Miller began his second stint as the school’s offensive coordinator and quarterbacks coach in 2003. He helped the Wildcats rank ninth nationally in both scoring and rushing offense and 17th in total offense en route to capturing their first conference championship in nearly 70 years. The offense was one of just seven in the country to average over 200 yards per game in both rushing and passing. Miller was instrumental in developing quarterback Ell Roberson, who is the school’s all-time leader in total offense and passing touchdowns.
With the opportunity to run his own program, Miller left Kansas State in 1995 to take over as head coach at Southwest Missouri State. He guided the Bears to a 21-23 record in four seasons, including their first winning mark in three years in 1996 at 7-4.
Miller followed Snyder to Kansas State in 1989, serving as the program’s offensive coordinator as well as quarterbacks and wide receivers coach. After two seasons, he was elevated to assistant head coach/recruiting coordinator for the 1991 season. Later that year, Miller helped the Wildcats post their first winning season in nine years at 7-4. K-State would go on to break the school record for wins in 1993 and 1994 with nine plus advance to back-to-back bowl games for the first time in school history. Miller coached six all-conference players from 1989 to 1994, including two-time all-league selections Chad May and Michael Smith.
Miller began his coaching career at the high school level in 1972 when he became head coach at Plainfield High School in Plainfield, Iowa. In 1975, he left to become the defensive coordinator at Eagle Grove High School in Eagle Grove, Iowa. He then served as head coach at Eagle Grove from 1977-78.
A native of Marengo, Iowa, Miller played and graduated from Central College in Pella, Iowa. He earned his bachelor’s degree in physical education in 1972 and received his master’s degree in physical education in 1976.
Head coaching record
|SW Missouri State (Gateway Football Conference) (1995–1998)|

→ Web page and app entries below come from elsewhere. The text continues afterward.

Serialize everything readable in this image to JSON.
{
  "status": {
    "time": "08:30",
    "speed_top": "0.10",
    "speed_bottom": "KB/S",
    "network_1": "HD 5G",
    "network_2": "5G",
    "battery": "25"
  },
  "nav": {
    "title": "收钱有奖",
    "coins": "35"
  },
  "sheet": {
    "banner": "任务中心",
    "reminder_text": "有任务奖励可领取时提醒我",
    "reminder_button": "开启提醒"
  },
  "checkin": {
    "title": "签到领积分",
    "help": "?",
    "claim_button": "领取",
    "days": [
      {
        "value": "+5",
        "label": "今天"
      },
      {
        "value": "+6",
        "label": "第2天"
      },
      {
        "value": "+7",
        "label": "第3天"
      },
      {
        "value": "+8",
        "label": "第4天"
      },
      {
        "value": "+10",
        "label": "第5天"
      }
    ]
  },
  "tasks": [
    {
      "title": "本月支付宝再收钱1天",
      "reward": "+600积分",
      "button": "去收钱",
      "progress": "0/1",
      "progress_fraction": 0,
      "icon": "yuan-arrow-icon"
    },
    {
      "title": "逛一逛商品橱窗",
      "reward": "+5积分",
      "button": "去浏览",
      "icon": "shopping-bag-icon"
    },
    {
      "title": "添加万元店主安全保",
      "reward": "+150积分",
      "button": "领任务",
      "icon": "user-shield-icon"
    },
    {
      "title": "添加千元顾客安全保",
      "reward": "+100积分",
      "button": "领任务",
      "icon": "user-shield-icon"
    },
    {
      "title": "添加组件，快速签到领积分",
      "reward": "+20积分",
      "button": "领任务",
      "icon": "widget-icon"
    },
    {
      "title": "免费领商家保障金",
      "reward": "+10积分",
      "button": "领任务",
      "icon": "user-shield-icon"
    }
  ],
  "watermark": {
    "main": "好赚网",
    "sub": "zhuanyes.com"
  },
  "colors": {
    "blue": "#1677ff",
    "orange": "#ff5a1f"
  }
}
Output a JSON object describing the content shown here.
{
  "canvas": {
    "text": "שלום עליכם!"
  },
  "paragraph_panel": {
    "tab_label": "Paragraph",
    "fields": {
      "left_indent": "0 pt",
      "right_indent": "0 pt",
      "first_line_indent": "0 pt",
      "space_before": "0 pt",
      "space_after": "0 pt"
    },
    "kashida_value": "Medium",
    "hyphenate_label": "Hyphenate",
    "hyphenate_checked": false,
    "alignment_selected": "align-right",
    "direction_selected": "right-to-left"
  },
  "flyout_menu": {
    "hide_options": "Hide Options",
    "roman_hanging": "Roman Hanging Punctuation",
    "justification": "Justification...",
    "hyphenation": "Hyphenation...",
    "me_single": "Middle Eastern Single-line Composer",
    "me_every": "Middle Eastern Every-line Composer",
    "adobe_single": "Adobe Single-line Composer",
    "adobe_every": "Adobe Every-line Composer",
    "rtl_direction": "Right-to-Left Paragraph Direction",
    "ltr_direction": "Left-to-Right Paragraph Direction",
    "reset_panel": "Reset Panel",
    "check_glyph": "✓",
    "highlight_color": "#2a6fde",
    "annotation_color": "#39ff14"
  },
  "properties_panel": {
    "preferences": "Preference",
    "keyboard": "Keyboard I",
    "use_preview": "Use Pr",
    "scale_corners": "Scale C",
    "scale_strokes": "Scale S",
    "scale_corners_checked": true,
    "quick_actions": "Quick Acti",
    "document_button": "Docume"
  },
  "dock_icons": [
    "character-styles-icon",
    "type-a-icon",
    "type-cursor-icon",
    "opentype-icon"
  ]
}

|1995||SW Missouri State||4–7|
|1996||SW Missouri State||7–4|
|1997||SW Missouri State||5–6|
|1998||SW Missouri State||5–6|
|SW Missouri State:||21–23|
|National championship Conference title Conference division title|